--- START ---
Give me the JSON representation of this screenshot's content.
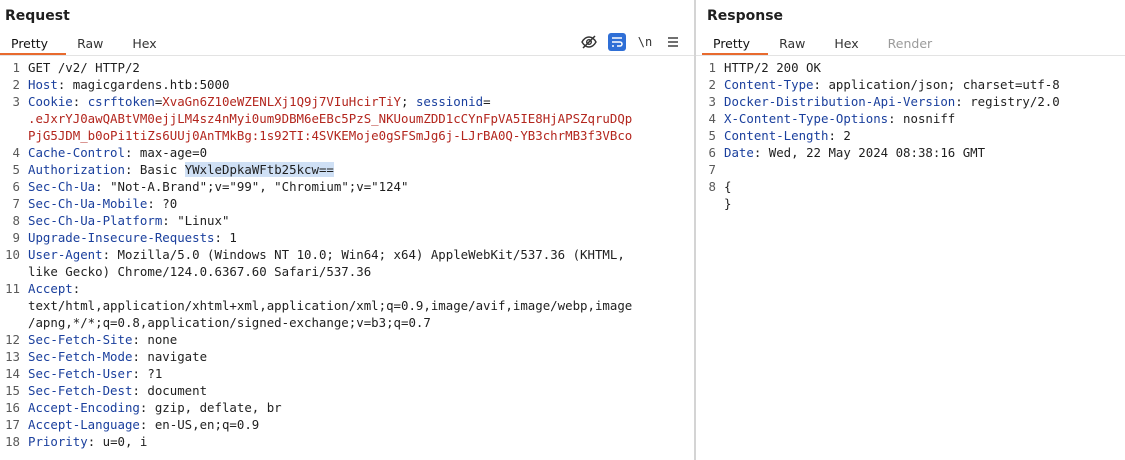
{
  "request": {
    "title": "Request",
    "tabs": [
      "Pretty",
      "Raw",
      "Hex"
    ],
    "toolbar": {
      "newline_label": "\\n"
    },
    "line_numbers": [
      "1",
      "2",
      "3",
      "",
      "",
      "4",
      "5",
      "6",
      "7",
      "8",
      "9",
      "10",
      "",
      "11",
      "",
      "",
      "12",
      "13",
      "14",
      "15",
      "16",
      "17",
      "18"
    ],
    "l1": "GET /v2/ HTTP/2",
    "host_key": "Host",
    "host_val": "magicgardens.htb:5000",
    "cookie_key": "Cookie",
    "csrf_name": "csrftoken",
    "csrf_val": "XvaGn6Z10eWZENLXj1Q9j7VIuHcirTiY",
    "sess_name": "sessionid",
    "sess_val1": ".eJxrYJ0awQABtVM0ejjLM4sz4nMyi0um9DBM6eEBc5PzS_NKUoumZDD1cCYnFpVA5IE8HjAPSZqruDQp",
    "sess_val2": "PjG5JDM_b0oPi1tiZs6UUj0AnTMkBg:1s92TI:4SVKEMoje0gSFSmJg6j-LJrBA0Q-YB3chrMB3f3VBco",
    "cache_key": "Cache-Control",
    "cache_val": "max-age=0",
    "auth_key": "Authorization",
    "auth_scheme": "Basic",
    "auth_val": "YWxleDpkaWFtb25kcw==",
    "ua_key": "Sec-Ch-Ua",
    "ua_val": "\"Not-A.Brand\";v=\"99\", \"Chromium\";v=\"124\"",
    "mobile_key": "Sec-Ch-Ua-Mobile",
    "mobile_val": "?0",
    "platform_key": "Sec-Ch-Ua-Platform",
    "platform_val": "\"Linux\"",
    "uir_key": "Upgrade-Insecure-Requests",
    "uir_val": "1",
    "agent_key": "User-Agent",
    "agent_val1": "Mozilla/5.0 (Windows NT 10.0; Win64; x64) AppleWebKit/537.36 (KHTML,",
    "agent_val2": "like Gecko) Chrome/124.0.6367.60 Safari/537.36",
    "accept_key": "Accept",
    "accept_val1": "text/html,application/xhtml+xml,application/xml;q=0.9,image/avif,image/webp,image",
    "accept_val2": "/apng,*/*;q=0.8,application/signed-exchange;v=b3;q=0.7",
    "site_key": "Sec-Fetch-Site",
    "site_val": "none",
    "mode_key": "Sec-Fetch-Mode",
    "mode_val": "navigate",
    "user_key": "Sec-Fetch-User",
    "user_val": "?1",
    "dest_key": "Sec-Fetch-Dest",
    "dest_val": "document",
    "enc_key": "Accept-Encoding",
    "enc_val": "gzip, deflate, br",
    "lang_key": "Accept-Language",
    "lang_val": "en-US,en;q=0.9",
    "prio_key": "Priority",
    "prio_val": "u=0, i"
  },
  "response": {
    "title": "Response",
    "tabs": [
      "Pretty",
      "Raw",
      "Hex",
      "Render"
    ],
    "line_numbers": [
      "1",
      "2",
      "3",
      "4",
      "5",
      "6",
      "7",
      "8",
      ""
    ],
    "l1": "HTTP/2 200 OK",
    "ct_key": "Content-Type",
    "ct_val": "application/json; charset=utf-8",
    "dd_key": "Docker-Distribution-Api-Version",
    "dd_val": "registry/2.0",
    "xc_key": "X-Content-Type-Options",
    "xc_val": "nosniff",
    "cl_key": "Content-Length",
    "cl_val": "2",
    "date_key": "Date",
    "date_val": "Wed, 22 May 2024 08:38:16 GMT",
    "body_open": "{",
    "body_close": "}"
  },
  "colors": {
    "accent": "#e86a2e",
    "header_key": "#1a3f9d",
    "cookie_value": "#b3261e",
    "selection": "#cfe0f5"
  }
}
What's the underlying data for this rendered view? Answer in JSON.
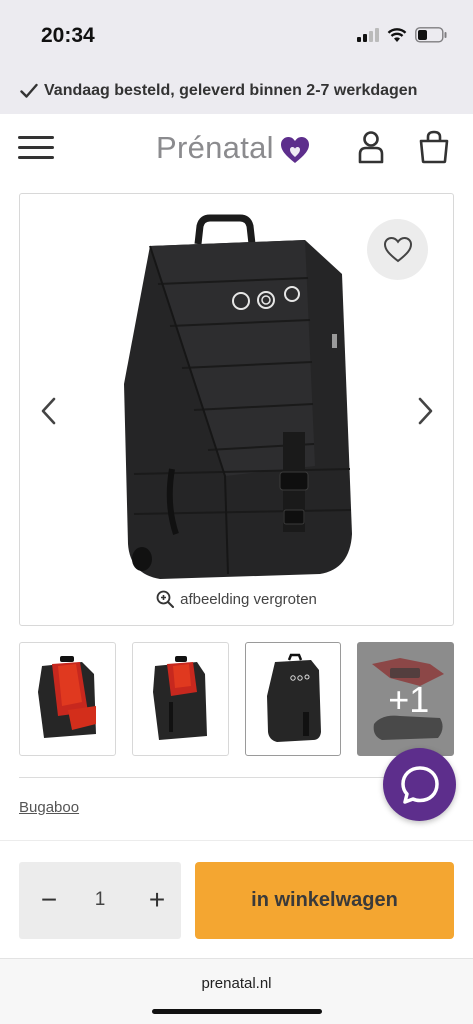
{
  "status": {
    "time": "20:34"
  },
  "promo": {
    "text": "Vandaag besteld, geleverd binnen 2-7 werkdagen",
    "icon": "check-icon"
  },
  "header": {
    "logo": "Prénatal",
    "icons": [
      "menu-icon",
      "account-icon",
      "cart-icon"
    ],
    "brand_color": "#5d2e8c"
  },
  "gallery": {
    "zoom_label": "afbeelding vergroten",
    "more_count": "+1"
  },
  "product": {
    "brand": "Bugaboo"
  },
  "cart": {
    "quantity": "1",
    "minus": "−",
    "plus": "+",
    "add_label": "in winkelwagen",
    "button_color": "#f4a631"
  },
  "browser": {
    "url": "prenatal.nl"
  }
}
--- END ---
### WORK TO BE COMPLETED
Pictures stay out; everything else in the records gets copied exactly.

### SOLUTION TO THIS TASK
Give me the JSON representation of this screenshot's content.
{
  "request": {
    "title": "Request",
    "tabs": [
      "Pretty",
      "Raw",
      "Hex"
    ],
    "toolbar": {
      "newline_label": "\\n"
    },
    "line_numbers": [
      "1",
      "2",
      "3",
      "",
      "",
      "4",
      "5",
      "6",
      "7",
      "8",
      "9",
      "10",
      "",
      "11",
      "",
      "",
      "12",
      "13",
      "14",
      "15",
      "16",
      "17",
      "18"
    ],
    "l1": "GET /v2/ HTTP/2",
    "host_key": "Host",
    "host_val": "magicgardens.htb:5000",
    "cookie_key": "Cookie",
    "csrf_name": "csrftoken",
    "csrf_val": "XvaGn6Z10eWZENLXj1Q9j7VIuHcirTiY",
    "sess_name": "sessionid",
    "sess_val1": ".eJxrYJ0awQABtVM0ejjLM4sz4nMyi0um9DBM6eEBc5PzS_NKUoumZDD1cCYnFpVA5IE8HjAPSZqruDQp",
    "sess_val2": "PjG5JDM_b0oPi1tiZs6UUj0AnTMkBg:1s92TI:4SVKEMoje0gSFSmJg6j-LJrBA0Q-YB3chrMB3f3VBco",
    "cache_key": "Cache-Control",
    "cache_val": "max-age=0",
    "auth_key": "Authorization",
    "auth_scheme": "Basic",
    "auth_val": "YWxleDpkaWFtb25kcw==",
    "ua_key": "Sec-Ch-Ua",
    "ua_val": "\"Not-A.Brand\";v=\"99\", \"Chromium\";v=\"124\"",
    "mobile_key": "Sec-Ch-Ua-Mobile",
    "mobile_val": "?0",
    "platform_key": "Sec-Ch-Ua-Platform",
    "platform_val": "\"Linux\"",
    "uir_key": "Upgrade-Insecure-Requests",
    "uir_val": "1",
    "agent_key": "User-Agent",
    "agent_val1": "Mozilla/5.0 (Windows NT 10.0; Win64; x64) AppleWebKit/537.36 (KHTML,",
    "agent_val2": "like Gecko) Chrome/124.0.6367.60 Safari/537.36",
    "accept_key": "Accept",
    "accept_val1": "text/html,application/xhtml+xml,application/xml;q=0.9,image/avif,image/webp,image",
    "accept_val2": "/apng,*/*;q=0.8,application/signed-exchange;v=b3;q=0.7",
    "site_key": "Sec-Fetch-Site",
    "site_val": "none",
    "mode_key": "Sec-Fetch-Mode",
    "mode_val": "navigate",
    "user_key": "Sec-Fetch-User",
    "user_val": "?1",
    "dest_key": "Sec-Fetch-Dest",
    "dest_val": "document",
    "enc_key": "Accept-Encoding",
    "enc_val": "gzip, deflate, br",
    "lang_key": "Accept-Language",
    "lang_val": "en-US,en;q=0.9",
    "prio_key": "Priority",
    "prio_val": "u=0, i"
  },
  "response": {
    "title": "Response",
    "tabs": [
      "Pretty",
      "Raw",
      "Hex",
      "Render"
    ],
    "line_numbers": [
      "1",
      "2",
      "3",
      "4",
      "5",
      "6",
      "7",
      "8",
      ""
    ],
    "l1": "HTTP/2 200 OK",
    "ct_key": "Content-Type",
    "ct_val": "application/json; charset=utf-8",
    "dd_key": "Docker-Distribution-Api-Version",
    "dd_val": "registry/2.0",
    "xc_key": "X-Content-Type-Options",
    "xc_val": "nosniff",
    "cl_key": "Content-Length",
    "cl_val": "2",
    "date_key": "Date",
    "date_val": "Wed, 22 May 2024 08:38:16 GMT",
    "body_open": "{",
    "body_close": "}"
  },
  "colors": {
    "accent": "#e86a2e",
    "header_key": "#1a3f9d",
    "cookie_value": "#b3261e",
    "selection": "#cfe0f5"
  }
}
What's the underlying data for this rendered view? Answer in JSON.
{
  "status": {
    "time": "20:34"
  },
  "promo": {
    "text": "Vandaag besteld, geleverd binnen 2-7 werkdagen",
    "icon": "check-icon"
  },
  "header": {
    "logo": "Prénatal",
    "icons": [
      "menu-icon",
      "account-icon",
      "cart-icon"
    ],
    "brand_color": "#5d2e8c"
  },
  "gallery": {
    "zoom_label": "afbeelding vergroten",
    "more_count": "+1"
  },
  "product": {
    "brand": "Bugaboo"
  },
  "cart": {
    "quantity": "1",
    "minus": "−",
    "plus": "+",
    "add_label": "in winkelwagen",
    "button_color": "#f4a631"
  },
  "browser": {
    "url": "prenatal.nl"
  }
}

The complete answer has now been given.